- WHAT TO DO: Check every line of the data below for the word "Application". Copy the ones that have it.

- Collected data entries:
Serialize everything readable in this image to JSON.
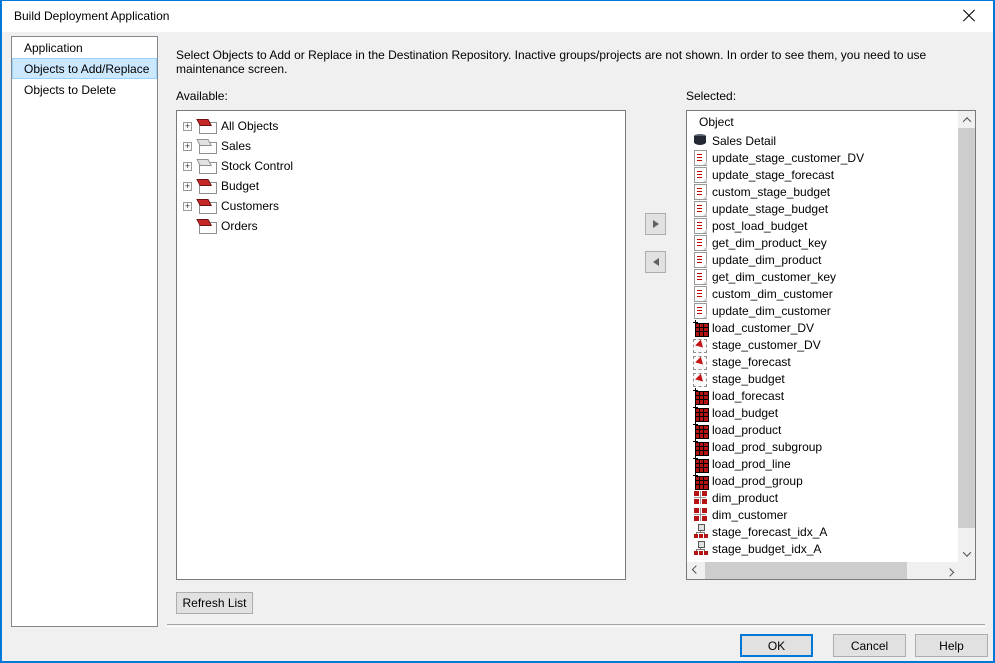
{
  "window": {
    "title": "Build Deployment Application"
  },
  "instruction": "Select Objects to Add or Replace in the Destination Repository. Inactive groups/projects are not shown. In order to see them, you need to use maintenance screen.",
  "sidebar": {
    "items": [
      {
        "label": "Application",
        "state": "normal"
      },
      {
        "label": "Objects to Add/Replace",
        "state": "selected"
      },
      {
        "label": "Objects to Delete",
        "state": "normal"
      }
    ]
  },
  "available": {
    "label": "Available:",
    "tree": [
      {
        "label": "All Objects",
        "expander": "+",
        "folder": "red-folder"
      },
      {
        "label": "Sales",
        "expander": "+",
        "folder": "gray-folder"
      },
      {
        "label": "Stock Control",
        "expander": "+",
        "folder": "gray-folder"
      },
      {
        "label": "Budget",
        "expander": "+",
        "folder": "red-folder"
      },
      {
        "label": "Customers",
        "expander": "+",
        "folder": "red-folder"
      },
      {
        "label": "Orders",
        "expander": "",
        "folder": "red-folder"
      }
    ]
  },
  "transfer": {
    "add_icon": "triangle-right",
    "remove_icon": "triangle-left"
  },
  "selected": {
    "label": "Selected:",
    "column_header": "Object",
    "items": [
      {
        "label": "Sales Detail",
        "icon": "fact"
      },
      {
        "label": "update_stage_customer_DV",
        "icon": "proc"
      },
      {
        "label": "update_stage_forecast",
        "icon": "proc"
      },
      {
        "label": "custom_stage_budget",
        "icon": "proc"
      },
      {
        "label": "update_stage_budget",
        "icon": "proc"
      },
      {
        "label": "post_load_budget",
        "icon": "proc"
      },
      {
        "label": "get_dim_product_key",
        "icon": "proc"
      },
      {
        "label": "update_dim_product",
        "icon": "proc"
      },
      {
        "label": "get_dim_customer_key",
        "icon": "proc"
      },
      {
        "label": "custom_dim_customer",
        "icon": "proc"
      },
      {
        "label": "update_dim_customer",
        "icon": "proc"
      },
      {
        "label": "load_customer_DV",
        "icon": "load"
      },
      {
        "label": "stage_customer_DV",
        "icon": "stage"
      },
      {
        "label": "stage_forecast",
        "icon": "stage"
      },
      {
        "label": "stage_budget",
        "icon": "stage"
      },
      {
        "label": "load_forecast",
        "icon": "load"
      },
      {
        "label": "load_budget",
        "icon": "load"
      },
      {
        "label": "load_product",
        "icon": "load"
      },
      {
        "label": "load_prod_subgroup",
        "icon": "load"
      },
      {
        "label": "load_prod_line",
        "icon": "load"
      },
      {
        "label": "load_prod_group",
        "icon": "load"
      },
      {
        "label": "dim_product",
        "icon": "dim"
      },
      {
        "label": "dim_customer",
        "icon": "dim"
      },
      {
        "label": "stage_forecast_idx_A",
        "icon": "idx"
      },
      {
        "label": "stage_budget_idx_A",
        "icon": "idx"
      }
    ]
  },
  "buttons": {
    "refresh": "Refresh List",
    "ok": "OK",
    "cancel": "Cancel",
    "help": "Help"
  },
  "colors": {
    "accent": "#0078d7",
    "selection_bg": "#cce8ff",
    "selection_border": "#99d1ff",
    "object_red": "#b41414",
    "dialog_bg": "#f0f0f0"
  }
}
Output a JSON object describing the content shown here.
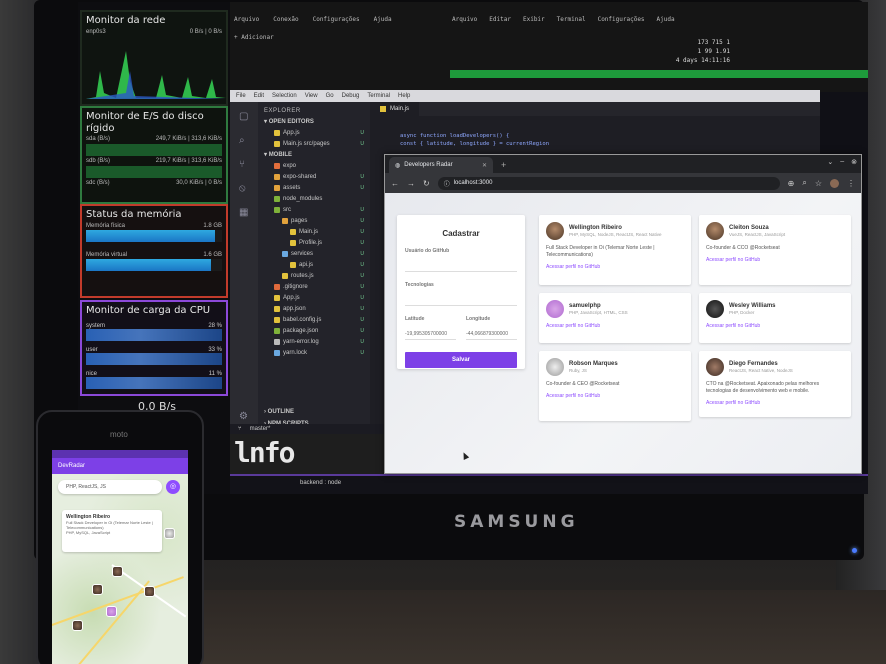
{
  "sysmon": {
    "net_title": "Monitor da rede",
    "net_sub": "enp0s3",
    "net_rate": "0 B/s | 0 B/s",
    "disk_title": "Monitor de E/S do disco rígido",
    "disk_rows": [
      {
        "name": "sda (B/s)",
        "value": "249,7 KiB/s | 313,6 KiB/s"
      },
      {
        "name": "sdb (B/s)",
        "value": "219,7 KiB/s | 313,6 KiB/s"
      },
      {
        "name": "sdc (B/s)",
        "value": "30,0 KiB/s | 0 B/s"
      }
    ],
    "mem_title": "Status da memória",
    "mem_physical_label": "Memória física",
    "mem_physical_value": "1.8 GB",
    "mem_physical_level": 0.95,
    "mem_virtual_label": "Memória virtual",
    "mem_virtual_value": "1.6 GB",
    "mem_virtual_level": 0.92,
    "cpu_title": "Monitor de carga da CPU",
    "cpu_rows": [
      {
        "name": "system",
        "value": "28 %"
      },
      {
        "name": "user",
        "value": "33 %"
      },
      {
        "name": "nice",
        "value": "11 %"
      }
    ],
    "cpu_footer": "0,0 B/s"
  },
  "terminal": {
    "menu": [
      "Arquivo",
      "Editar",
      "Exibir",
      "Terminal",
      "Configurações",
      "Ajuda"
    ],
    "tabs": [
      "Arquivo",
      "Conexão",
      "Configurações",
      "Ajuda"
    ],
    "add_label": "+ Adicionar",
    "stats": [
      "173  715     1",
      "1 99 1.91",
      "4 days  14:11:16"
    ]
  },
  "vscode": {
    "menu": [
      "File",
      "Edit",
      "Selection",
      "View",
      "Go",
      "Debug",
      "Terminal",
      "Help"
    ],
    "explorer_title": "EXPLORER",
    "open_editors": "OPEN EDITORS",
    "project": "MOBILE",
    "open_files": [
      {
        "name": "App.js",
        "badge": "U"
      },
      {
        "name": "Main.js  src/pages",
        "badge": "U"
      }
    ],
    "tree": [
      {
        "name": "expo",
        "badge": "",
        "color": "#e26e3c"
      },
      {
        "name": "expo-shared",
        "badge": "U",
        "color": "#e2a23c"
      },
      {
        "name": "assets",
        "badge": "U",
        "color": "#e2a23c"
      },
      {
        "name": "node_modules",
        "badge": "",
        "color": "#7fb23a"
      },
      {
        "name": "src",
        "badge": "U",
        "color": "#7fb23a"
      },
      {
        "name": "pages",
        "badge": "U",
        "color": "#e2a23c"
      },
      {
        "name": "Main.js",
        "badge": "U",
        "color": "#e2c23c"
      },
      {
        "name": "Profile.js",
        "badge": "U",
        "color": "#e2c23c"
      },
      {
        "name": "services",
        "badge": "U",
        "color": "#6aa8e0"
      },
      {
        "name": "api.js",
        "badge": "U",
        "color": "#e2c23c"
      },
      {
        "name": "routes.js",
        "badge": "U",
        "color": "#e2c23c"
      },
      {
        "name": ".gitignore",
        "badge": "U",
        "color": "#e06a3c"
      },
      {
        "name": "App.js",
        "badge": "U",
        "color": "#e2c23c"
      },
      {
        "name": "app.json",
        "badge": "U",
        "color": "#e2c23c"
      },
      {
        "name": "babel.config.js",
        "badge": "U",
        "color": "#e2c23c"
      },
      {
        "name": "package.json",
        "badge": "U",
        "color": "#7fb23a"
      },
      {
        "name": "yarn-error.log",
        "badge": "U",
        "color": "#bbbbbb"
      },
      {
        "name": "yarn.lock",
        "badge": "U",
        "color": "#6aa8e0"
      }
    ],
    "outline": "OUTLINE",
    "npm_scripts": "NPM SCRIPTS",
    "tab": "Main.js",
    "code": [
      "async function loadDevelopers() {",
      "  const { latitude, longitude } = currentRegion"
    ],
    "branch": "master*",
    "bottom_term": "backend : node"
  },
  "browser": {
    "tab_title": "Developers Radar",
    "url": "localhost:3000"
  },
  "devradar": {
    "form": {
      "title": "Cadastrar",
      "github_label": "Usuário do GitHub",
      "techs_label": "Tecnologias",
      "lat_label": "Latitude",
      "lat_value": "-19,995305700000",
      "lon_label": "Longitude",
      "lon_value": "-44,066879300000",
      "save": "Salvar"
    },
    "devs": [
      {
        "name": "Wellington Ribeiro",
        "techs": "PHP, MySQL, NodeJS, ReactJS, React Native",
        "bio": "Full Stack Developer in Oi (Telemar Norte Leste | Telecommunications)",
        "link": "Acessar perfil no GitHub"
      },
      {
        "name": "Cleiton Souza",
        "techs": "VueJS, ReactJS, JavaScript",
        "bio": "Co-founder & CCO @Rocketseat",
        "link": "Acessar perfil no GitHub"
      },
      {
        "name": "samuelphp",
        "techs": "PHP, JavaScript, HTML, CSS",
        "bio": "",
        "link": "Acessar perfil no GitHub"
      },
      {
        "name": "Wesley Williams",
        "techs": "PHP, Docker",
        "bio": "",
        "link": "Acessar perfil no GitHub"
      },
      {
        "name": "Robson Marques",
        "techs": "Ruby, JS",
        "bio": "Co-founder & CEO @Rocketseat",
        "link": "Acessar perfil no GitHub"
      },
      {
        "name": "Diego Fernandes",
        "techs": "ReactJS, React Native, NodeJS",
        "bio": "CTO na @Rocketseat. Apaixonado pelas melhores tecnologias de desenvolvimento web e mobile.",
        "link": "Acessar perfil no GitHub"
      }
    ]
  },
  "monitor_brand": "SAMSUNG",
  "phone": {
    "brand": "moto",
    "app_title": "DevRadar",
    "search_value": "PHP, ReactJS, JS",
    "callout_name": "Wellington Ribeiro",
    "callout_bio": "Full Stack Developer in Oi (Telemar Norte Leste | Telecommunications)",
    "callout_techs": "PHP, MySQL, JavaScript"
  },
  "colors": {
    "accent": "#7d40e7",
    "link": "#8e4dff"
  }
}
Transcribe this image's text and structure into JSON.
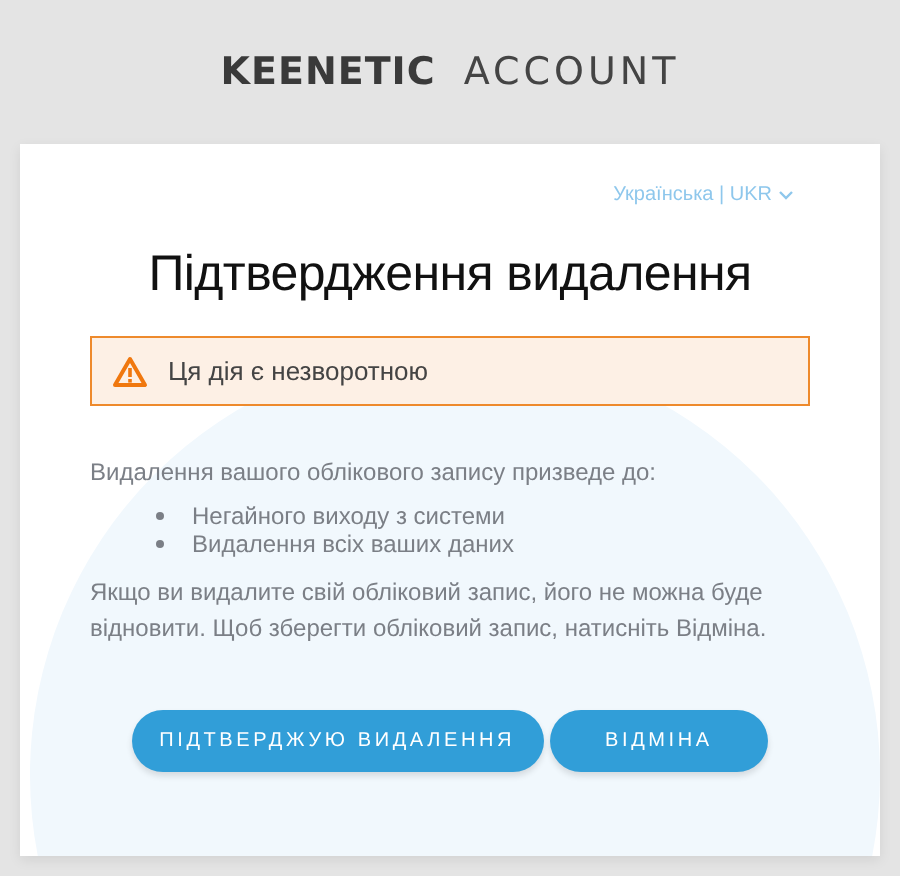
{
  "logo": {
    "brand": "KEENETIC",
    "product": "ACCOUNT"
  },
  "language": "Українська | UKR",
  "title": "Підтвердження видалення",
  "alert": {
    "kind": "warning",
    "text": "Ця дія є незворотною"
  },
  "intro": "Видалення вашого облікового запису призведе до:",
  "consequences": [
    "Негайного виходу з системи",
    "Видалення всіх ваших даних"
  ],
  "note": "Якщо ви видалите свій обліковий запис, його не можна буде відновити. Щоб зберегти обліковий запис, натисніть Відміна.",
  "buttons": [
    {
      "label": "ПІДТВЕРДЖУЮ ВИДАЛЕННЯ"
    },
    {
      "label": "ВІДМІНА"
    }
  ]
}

- ANSWER FOR THIS EXERCISE:
    "title": "Build Deployment Application"
        "label": "Application",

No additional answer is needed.